MATERIAL PROVIDED below:

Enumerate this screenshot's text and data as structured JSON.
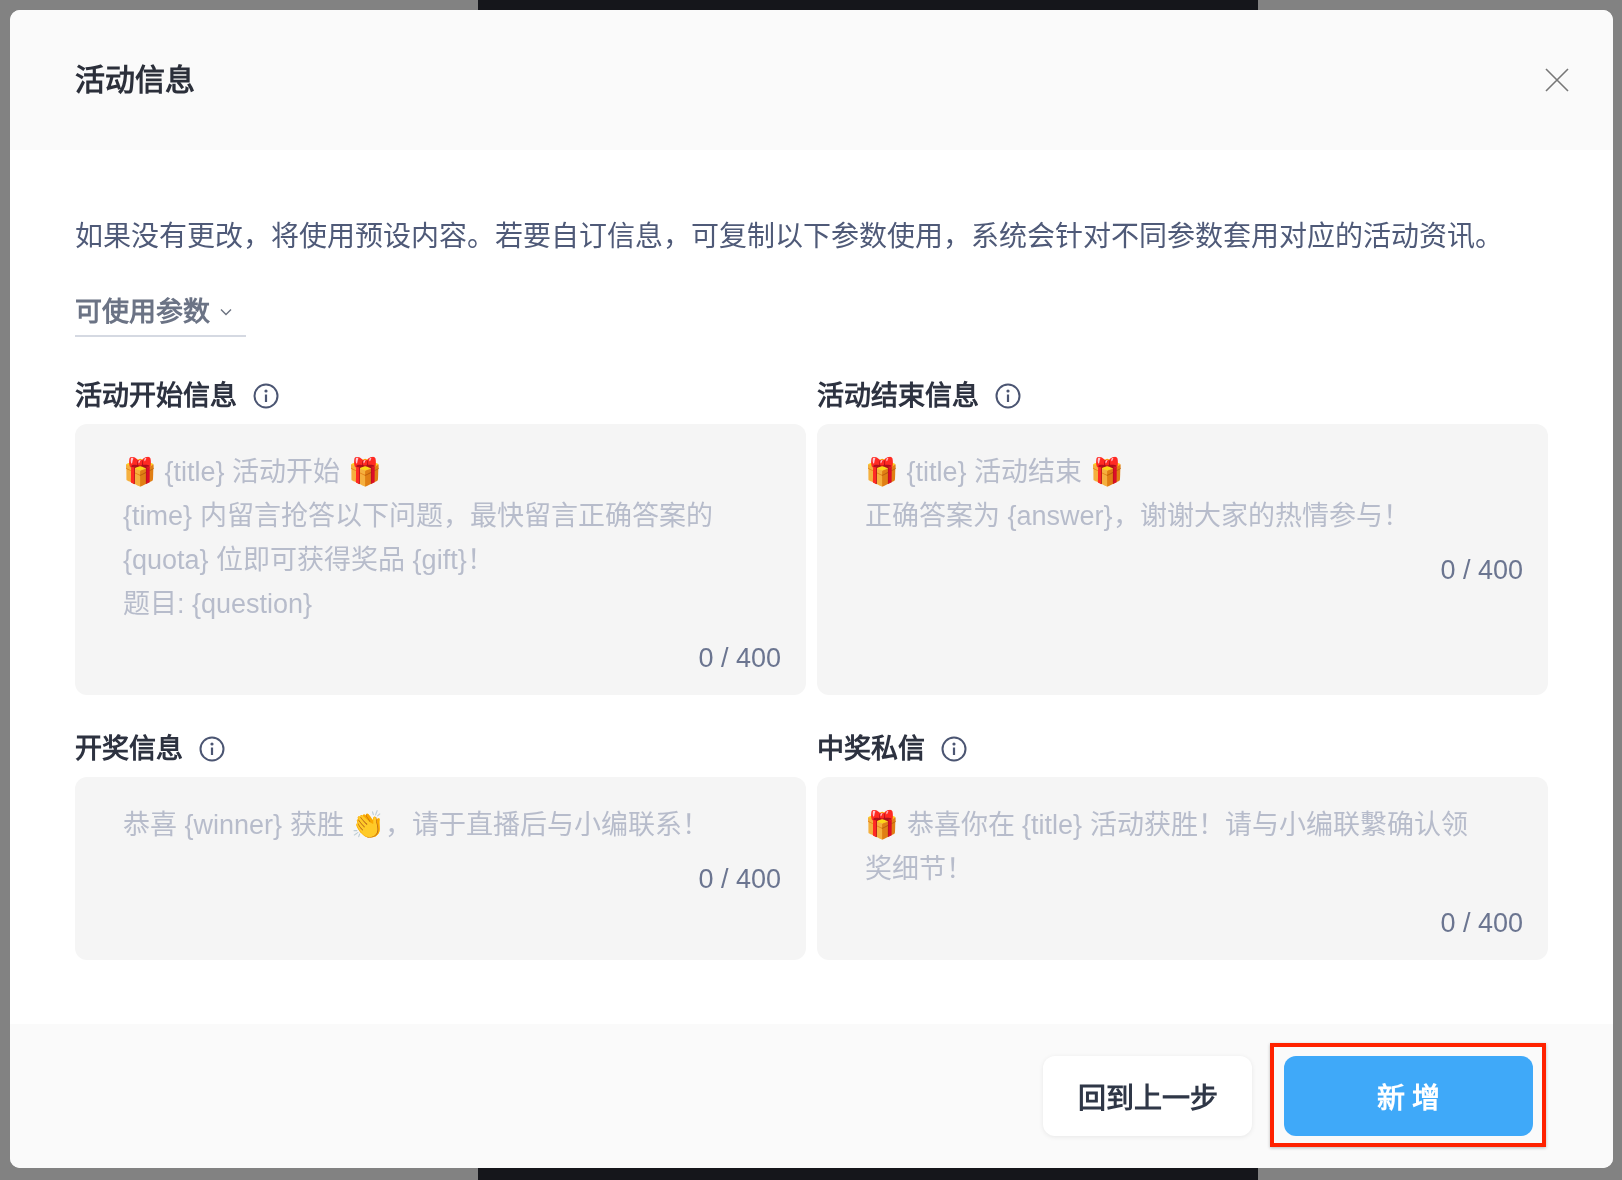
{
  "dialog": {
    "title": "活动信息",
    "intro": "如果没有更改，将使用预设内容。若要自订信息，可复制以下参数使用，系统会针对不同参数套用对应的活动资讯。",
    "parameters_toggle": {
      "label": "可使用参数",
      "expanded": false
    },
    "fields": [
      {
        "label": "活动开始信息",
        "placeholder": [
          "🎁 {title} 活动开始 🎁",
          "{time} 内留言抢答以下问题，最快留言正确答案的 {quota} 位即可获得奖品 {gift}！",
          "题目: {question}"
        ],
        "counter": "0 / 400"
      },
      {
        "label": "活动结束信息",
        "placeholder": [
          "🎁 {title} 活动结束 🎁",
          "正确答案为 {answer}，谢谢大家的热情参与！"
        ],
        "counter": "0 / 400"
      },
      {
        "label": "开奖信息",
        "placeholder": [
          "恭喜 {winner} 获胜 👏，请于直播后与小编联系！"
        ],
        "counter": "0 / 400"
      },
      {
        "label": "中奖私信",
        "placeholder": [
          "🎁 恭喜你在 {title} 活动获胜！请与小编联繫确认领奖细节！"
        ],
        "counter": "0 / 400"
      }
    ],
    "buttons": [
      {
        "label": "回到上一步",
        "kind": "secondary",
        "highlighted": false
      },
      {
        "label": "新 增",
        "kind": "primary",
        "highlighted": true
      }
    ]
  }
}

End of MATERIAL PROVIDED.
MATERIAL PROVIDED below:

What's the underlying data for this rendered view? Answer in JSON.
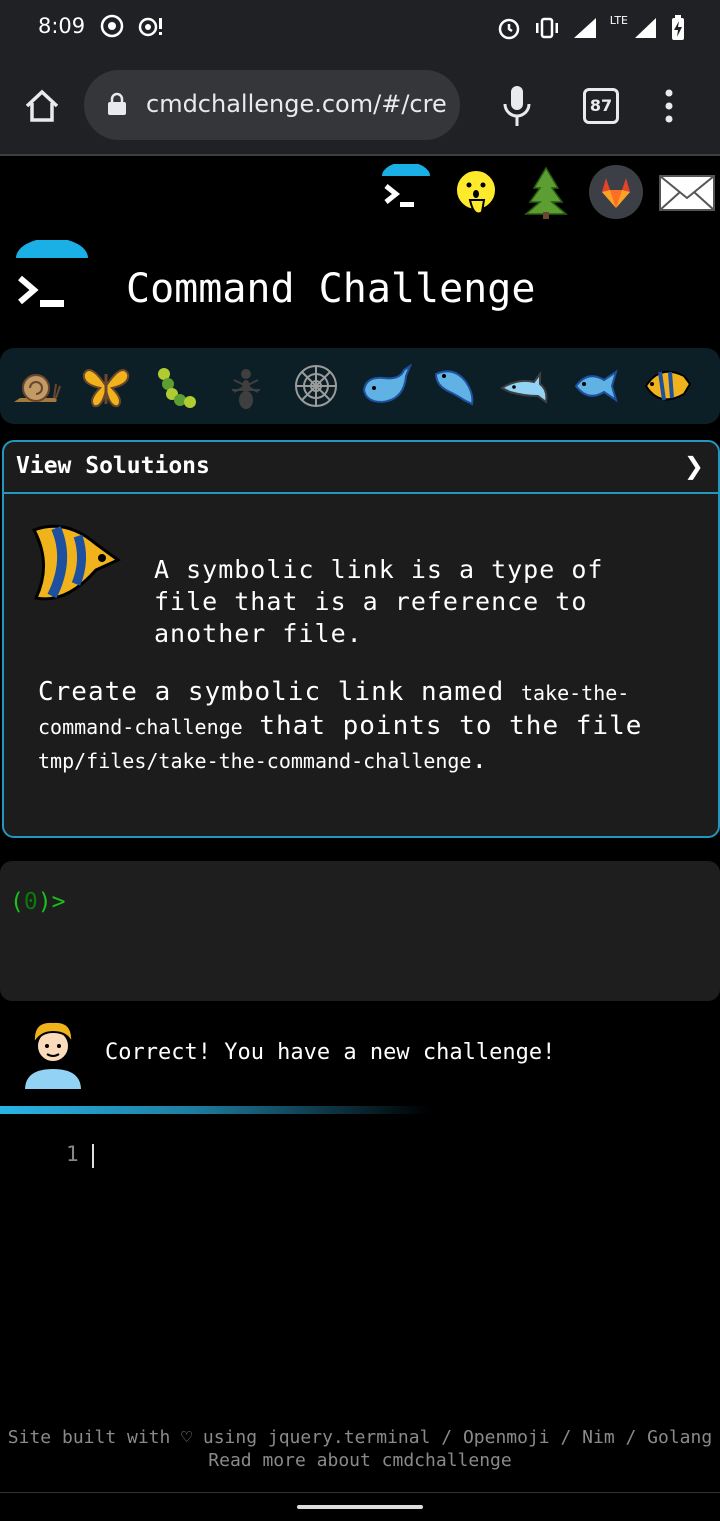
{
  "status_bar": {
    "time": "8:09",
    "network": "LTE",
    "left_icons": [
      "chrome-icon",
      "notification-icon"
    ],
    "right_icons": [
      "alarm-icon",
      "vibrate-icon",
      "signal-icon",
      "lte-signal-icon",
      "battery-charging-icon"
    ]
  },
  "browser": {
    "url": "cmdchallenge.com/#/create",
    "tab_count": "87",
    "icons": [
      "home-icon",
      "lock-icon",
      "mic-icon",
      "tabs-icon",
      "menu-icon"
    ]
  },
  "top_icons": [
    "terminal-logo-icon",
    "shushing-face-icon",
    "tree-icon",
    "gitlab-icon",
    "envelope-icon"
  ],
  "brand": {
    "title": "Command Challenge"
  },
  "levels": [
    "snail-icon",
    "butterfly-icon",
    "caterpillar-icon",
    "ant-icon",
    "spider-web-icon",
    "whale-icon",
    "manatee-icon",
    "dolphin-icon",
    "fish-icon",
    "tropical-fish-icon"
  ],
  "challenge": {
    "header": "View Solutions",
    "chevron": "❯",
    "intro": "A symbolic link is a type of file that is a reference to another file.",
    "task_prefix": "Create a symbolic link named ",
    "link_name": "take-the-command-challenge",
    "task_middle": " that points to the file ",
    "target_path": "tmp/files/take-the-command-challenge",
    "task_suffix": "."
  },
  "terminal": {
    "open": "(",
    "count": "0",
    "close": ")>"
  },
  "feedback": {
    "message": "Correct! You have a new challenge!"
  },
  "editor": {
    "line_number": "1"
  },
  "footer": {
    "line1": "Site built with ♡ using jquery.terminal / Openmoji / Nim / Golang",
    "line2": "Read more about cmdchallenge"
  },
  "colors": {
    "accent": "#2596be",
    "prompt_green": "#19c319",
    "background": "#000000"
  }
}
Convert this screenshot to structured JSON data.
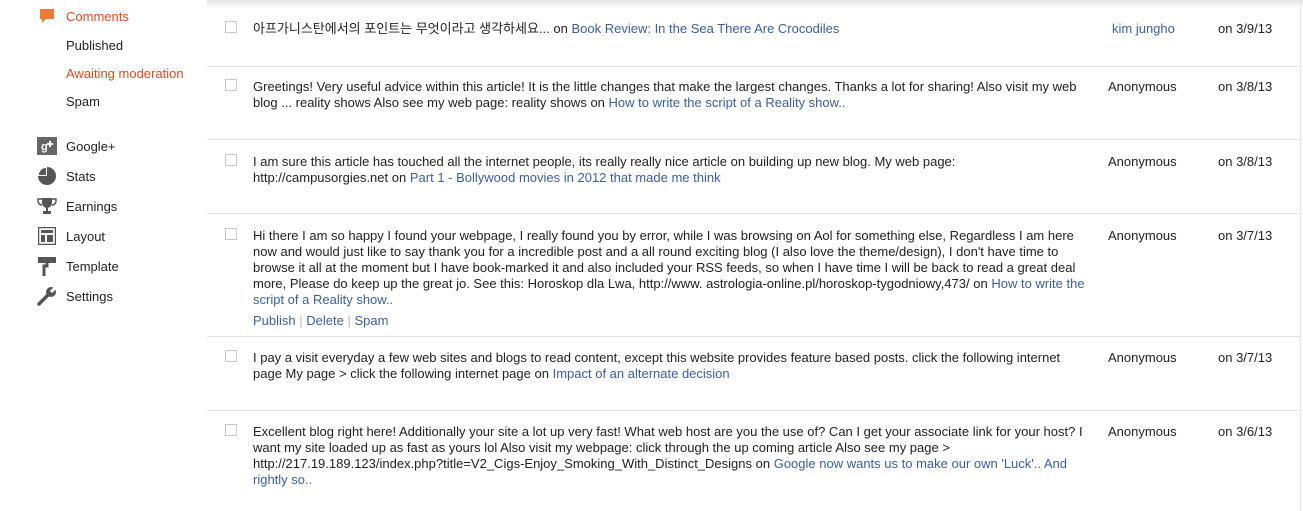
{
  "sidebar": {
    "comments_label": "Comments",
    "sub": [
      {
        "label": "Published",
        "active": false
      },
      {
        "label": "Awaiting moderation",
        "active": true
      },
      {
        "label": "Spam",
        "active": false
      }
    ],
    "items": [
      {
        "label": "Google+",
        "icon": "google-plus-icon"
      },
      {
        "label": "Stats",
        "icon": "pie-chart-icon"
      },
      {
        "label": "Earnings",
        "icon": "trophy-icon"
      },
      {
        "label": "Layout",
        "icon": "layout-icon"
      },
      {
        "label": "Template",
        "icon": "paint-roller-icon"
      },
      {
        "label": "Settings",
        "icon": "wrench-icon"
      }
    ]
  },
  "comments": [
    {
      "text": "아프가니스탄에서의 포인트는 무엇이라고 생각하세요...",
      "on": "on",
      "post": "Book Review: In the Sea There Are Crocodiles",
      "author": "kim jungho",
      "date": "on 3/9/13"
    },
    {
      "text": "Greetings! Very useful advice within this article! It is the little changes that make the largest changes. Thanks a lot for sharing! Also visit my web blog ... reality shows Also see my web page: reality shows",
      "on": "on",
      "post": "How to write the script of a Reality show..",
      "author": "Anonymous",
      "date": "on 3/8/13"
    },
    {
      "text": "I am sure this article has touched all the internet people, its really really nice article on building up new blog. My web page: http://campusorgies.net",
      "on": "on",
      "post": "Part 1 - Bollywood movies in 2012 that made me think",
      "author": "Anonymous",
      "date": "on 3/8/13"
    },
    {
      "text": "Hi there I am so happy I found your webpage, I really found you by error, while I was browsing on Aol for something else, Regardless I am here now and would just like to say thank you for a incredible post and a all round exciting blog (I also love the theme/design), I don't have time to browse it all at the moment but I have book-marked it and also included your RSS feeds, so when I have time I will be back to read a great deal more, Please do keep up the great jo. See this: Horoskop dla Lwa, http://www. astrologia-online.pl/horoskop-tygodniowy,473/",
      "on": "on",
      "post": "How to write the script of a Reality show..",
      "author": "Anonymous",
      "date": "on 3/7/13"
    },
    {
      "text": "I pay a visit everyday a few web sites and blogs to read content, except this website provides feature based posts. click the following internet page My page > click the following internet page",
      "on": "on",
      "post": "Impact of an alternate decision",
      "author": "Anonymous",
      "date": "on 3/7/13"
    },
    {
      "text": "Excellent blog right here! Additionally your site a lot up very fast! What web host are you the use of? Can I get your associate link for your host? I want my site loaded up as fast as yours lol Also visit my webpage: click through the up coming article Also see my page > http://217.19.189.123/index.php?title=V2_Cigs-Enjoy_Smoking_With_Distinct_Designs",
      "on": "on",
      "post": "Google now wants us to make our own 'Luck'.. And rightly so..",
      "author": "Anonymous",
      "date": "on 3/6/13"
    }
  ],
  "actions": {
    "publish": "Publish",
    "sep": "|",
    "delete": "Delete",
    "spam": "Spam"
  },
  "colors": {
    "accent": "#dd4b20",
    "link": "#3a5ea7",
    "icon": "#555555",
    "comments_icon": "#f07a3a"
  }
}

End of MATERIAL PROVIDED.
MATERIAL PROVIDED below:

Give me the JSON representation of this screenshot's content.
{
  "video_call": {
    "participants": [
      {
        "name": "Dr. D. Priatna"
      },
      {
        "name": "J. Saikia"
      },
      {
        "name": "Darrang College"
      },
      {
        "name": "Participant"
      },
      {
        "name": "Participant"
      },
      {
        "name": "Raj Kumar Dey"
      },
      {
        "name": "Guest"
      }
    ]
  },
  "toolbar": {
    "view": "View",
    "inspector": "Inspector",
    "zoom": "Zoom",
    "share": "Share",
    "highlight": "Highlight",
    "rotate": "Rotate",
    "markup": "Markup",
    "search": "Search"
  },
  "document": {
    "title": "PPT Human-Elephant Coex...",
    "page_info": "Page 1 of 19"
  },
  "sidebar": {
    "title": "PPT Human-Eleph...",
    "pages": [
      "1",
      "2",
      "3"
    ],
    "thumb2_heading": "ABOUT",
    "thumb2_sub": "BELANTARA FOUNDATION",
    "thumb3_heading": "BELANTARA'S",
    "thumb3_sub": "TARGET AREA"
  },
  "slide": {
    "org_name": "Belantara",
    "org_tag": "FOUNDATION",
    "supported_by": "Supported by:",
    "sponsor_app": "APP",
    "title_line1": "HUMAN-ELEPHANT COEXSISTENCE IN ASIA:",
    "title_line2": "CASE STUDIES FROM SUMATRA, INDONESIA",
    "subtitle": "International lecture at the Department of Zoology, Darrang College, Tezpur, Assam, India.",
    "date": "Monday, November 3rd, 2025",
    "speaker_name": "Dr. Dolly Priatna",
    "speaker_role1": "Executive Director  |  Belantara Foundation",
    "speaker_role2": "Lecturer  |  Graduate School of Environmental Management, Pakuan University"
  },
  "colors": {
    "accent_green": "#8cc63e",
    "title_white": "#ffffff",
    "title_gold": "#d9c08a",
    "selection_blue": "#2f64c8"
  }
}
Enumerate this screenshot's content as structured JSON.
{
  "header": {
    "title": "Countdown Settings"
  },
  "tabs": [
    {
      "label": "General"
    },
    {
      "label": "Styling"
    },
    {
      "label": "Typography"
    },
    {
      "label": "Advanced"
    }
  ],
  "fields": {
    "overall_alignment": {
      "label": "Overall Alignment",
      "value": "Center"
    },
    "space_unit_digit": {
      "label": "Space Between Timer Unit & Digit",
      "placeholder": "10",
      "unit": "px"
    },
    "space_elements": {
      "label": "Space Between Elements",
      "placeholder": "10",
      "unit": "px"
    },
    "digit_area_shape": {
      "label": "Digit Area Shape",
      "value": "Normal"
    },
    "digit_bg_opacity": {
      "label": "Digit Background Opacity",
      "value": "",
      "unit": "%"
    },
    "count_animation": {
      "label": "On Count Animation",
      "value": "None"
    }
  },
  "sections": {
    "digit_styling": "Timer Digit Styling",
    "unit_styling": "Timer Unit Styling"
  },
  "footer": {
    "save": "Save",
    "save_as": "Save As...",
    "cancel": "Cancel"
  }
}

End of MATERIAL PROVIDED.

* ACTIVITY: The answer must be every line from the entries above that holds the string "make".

* EXERCISE ANSWER:
      "text": "Greetings! Very useful advice within this article! It is the little changes that make the largest changes. Thanks a lot for sharing! Also visit my web blog ... reality shows Also see my web page: reality shows",
      "post": "Google now wants us to make our own 'Luck'.. And rightly so..",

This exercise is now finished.